Work order -> Which lines below include "this"? Copy them all.

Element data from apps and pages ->
- - - - - - -

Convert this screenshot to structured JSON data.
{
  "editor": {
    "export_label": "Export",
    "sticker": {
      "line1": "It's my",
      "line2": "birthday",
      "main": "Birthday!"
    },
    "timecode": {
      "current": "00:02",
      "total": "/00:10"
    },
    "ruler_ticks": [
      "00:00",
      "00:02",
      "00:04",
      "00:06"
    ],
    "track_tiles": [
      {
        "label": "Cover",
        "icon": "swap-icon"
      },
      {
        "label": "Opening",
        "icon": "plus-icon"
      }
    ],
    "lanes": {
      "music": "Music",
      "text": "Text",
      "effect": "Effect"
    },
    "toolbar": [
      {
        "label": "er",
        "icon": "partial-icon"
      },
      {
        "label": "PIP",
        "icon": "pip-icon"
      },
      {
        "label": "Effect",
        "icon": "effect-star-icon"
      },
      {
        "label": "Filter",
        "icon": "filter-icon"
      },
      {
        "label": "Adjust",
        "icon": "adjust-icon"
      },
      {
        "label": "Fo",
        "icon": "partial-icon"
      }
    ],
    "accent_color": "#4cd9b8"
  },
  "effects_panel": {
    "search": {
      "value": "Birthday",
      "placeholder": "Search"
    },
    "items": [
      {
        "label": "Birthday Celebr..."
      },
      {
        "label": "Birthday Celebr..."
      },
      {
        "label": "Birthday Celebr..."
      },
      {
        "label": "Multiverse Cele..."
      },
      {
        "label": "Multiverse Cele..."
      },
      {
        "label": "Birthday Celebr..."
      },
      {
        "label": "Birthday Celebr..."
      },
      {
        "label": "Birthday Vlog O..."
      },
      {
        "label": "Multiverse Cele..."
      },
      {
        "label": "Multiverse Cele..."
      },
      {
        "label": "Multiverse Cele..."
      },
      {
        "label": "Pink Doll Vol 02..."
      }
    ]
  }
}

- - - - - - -

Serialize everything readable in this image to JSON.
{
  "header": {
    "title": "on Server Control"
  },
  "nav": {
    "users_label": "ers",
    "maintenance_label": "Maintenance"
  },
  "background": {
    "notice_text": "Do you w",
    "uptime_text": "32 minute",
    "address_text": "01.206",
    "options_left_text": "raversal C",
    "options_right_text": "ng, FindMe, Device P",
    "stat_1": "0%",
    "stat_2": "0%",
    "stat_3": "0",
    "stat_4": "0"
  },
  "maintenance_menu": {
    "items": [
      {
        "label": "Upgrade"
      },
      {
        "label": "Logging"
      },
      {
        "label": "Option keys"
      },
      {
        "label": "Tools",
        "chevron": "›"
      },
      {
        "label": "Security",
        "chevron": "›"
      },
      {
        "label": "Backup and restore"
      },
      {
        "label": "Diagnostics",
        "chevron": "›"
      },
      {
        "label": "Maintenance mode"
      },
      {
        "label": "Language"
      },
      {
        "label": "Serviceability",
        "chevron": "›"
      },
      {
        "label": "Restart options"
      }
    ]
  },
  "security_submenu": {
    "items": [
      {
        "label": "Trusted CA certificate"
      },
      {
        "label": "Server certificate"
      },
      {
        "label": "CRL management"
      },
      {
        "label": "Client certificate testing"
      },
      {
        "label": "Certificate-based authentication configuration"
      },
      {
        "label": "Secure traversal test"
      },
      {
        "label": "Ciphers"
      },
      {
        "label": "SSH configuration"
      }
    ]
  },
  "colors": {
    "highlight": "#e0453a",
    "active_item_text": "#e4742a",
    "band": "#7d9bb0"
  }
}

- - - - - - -

Written solution ->
Convert this screenshot to structured JSON data.
Serialize everything readable in this image to JSON.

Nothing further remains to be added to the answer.